Saturday, March 27, 2010

Versus Series 4: Games vs. Play

In one of his posts, Remy77077 pointed me to Chris Bateman's blog, particularly to a post about what Bateman terms "Agon."  Bateman's musings about agon and other dynamics in play are fairly interesting, but reading him reminded me of a tendency in this budding school of game-making theory to conflate "play" with "games," as if the words were interchangeable.  I think there are some crucial differences between the two ideas, and I hope clarifying those differences will go a long way in better explaining how I view the world of games and play.

The idea of "play" is one that captures two key elements: participation and imagination.  Play involves activities that are designed to reward the participants.  Playful activities care little if at all about outside spectators.  At the same time, play relies on the imagination of its participants.  At the heart of play lies a conceit, or many conceits, that the participants will have to accept in order to participate properly.

The first element differentiates play from such things as watching a movie or reading a book.  While "watching" or "reading" may be considered activities, the initial activity in the creation of the movie or book was done with the eventual spectator in mind.

The second element differentiates play from business enterprises and town hall meetings.  While some of you cheekier readers might comment that money and democracy are essentially imaginary, we'll hold on to the idea of the willing suspension of disbelief  here.  We'll say that participants in a playful activity will understand that the conceit is indeed untrue, but are willing to ignore that fact.

You might be noticing that games could fall easily within this definition, and that's because they do.  Games are a subset of play.  More specifically, they are a subset of structured play.  Play does not require structure.  An activity that centers on imaginary propositions can rightly be called play.  This is not true for games.
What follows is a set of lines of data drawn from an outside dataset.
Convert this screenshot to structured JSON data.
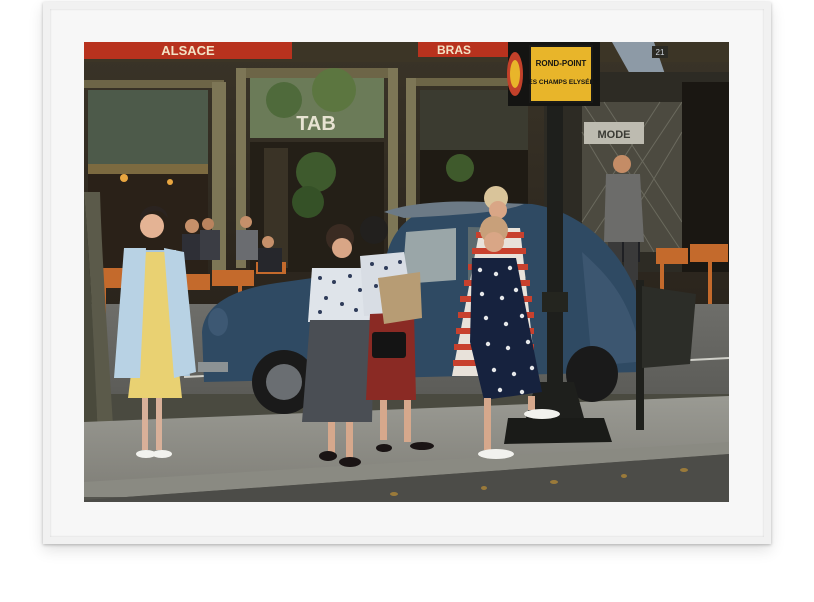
{
  "photo": {
    "awning_left_text": "ALSACE",
    "awning_mid_text": "BRAS",
    "window_letters": "TAB",
    "sign_line1": "ROND-POINT",
    "sign_line2": "DES CHAMPS ELYSÉES",
    "building_number": "21",
    "shop_sign_text": "MODE",
    "colors": {
      "frame": "#f1f1f1",
      "awning": "#b8321e",
      "sign_yellow": "#e8b52a",
      "car": "#2f4a63"
    }
  }
}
As I said in The definition of a game, games are composed of four parts: goals, progression, obstacles, and strategies.  Without all four, you might have a playful activity (fun, even!), but you don't have a game.
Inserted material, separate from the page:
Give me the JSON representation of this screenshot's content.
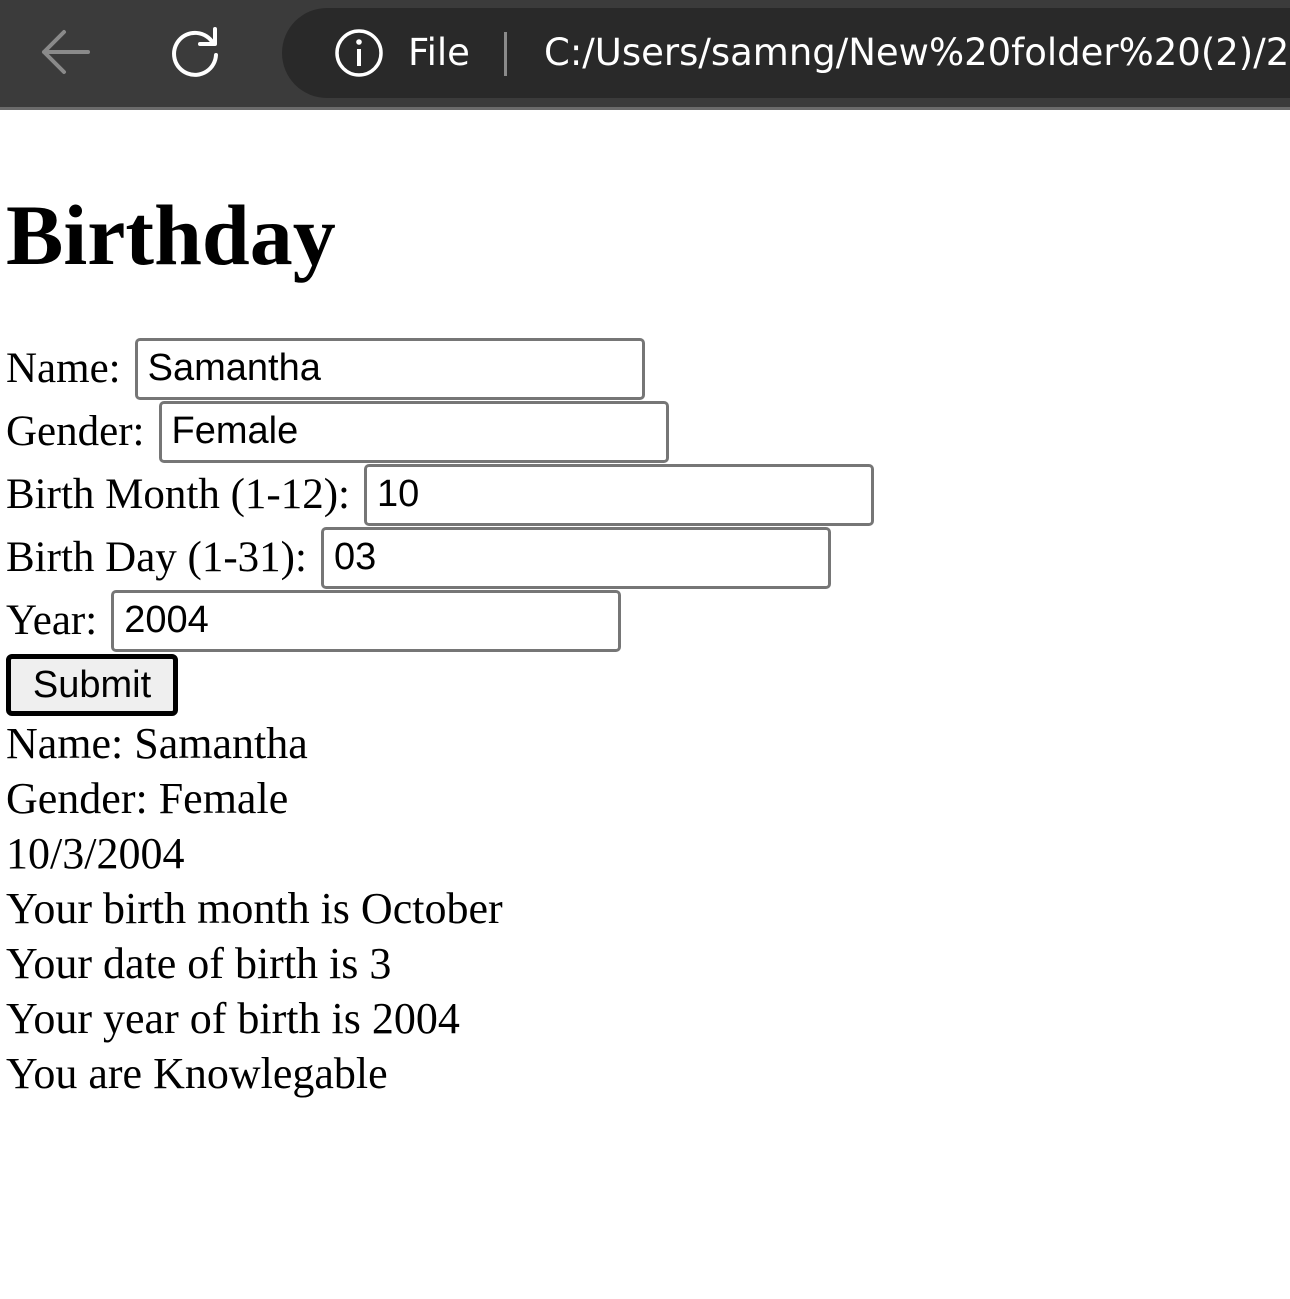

Some things that are true for play is not true for games, and of course vice versa.  Bateman's post about agon starts to get confused when he starts talking about "one versus many" agon.  Bateman's apparent failure to understand that video games support many forms of play (not just games), I believe is partly to blame for this.  "Play" does not require challenge, but the idea of agon will always be at the heart of any game.  While I can understand the differentiation between the "Hard" and "Easy" agon, the appeal of video games like Hulk or GTA is much better expressed simply through the ilinx dynamic than performing the mental contortions necessary to justify it through their agonistic properties.
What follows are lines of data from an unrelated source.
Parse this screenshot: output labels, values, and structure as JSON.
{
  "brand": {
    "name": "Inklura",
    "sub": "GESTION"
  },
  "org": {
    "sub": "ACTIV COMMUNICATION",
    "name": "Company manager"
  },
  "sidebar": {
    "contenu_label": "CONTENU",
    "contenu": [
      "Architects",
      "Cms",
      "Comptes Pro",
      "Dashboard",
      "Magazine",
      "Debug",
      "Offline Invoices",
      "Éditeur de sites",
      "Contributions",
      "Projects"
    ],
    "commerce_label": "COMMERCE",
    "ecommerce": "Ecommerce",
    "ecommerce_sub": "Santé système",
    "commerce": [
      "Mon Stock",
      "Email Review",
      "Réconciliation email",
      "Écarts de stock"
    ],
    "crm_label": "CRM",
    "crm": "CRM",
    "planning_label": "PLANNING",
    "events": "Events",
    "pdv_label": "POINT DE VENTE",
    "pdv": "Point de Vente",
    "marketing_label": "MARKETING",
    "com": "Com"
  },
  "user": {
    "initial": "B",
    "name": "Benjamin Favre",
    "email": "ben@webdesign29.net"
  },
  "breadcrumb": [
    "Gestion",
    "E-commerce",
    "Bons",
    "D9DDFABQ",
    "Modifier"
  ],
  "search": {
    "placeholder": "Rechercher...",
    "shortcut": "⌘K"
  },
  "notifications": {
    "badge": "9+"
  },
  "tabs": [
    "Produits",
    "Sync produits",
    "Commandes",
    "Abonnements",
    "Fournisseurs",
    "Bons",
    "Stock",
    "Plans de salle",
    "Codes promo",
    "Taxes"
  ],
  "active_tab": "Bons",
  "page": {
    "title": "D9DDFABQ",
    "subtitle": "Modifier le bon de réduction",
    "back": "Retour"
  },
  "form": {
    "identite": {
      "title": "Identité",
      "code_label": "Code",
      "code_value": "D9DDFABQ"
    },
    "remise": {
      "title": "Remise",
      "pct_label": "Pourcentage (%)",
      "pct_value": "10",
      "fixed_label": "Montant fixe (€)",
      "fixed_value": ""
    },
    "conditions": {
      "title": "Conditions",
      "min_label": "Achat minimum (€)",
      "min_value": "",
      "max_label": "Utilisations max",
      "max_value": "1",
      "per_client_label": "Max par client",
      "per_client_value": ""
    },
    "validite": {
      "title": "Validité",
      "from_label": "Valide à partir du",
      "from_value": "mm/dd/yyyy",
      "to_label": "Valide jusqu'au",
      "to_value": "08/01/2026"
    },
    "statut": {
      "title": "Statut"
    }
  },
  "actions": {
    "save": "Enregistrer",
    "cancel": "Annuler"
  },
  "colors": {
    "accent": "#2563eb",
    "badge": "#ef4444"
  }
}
Not all video games are games.  The term "video game" is a rough designator, not a theoretical term.  When we are talking about theories of games and play, we need to keep in mind the difference between them so as not to confuse our interlocutors or, more importantly, ourselves.


Remy77077 said...

I think this precision is very useful in this discussion, where the semantics are very unclear and ill-defined in the 'general' sense. I am quite sure Chris Bateman does not start with the same definition of a game as you at all; his take is very much from the starting position of 'all things we currently consider as videogames' and does not attempt to make the distinctions you do.

Are you dismissing 'easy agon' though as 'not a game'?

Ferguson said...

As I understand Bateman's distinctions, "hard agon" emphasizes the competition while "easy agon" downplays the competitive aspect. Again, Bateman here is talking about 'play' in general, so you could have "hard agon" and "easy agon" in any form of play, game or not game.

I see no reason to limit games to "hard agon," just as I see no reason to limit "agon" to "games." My definition of games is specific, but it is quite flexible within those parameters.

The only real issue I have with those designators is that they fail to capture the subjectivity of the play experience. Essentially, I believe it is up to the players, not the game or play, to decide whether to be in a mindset of hard agon or easy agon. While Mario Party might be engineered for a fun family experience, there's nothing to stop hardcore gamers from organizing Mario Party tournaments or sling out the trash-talk like they were playing Halo or MW2. Any game will support a wide spectrum of competitiveness, so I'm not sure we'd be able to label any specific video game as hard or easy agon--at best we could describe the type of agon it appears to be catering to.

Remy77077 said...

Thanks for the clarification, in that case then (as seems to be common!) - I completely agree with you.

I find also that the players may not even be in such direct control of that subjective experience. In single player gated games for example, a new player or someone of a low skill at a particular game might be getting "hard agon" out of just trying to pass the first level, or to actually use the controls. Whereas someone very experienced at that game or even just the genre, may find it trivially easy and be receiving no challenge at all.

I find my tastes are definitely towards 'true agon'; the way this affects my game taste is noticeable.

Ferguson said...

Yes, my previous comment was poorly phrased. There are many aspects of our subjective experience we have no control over.

So like you said, two players could approach a game with wildly different capacities to play it, and that would be part of the subjective experience. No game is objectively "difficult" just like no game is objectively "easy." It depends on the player's previous experience with games.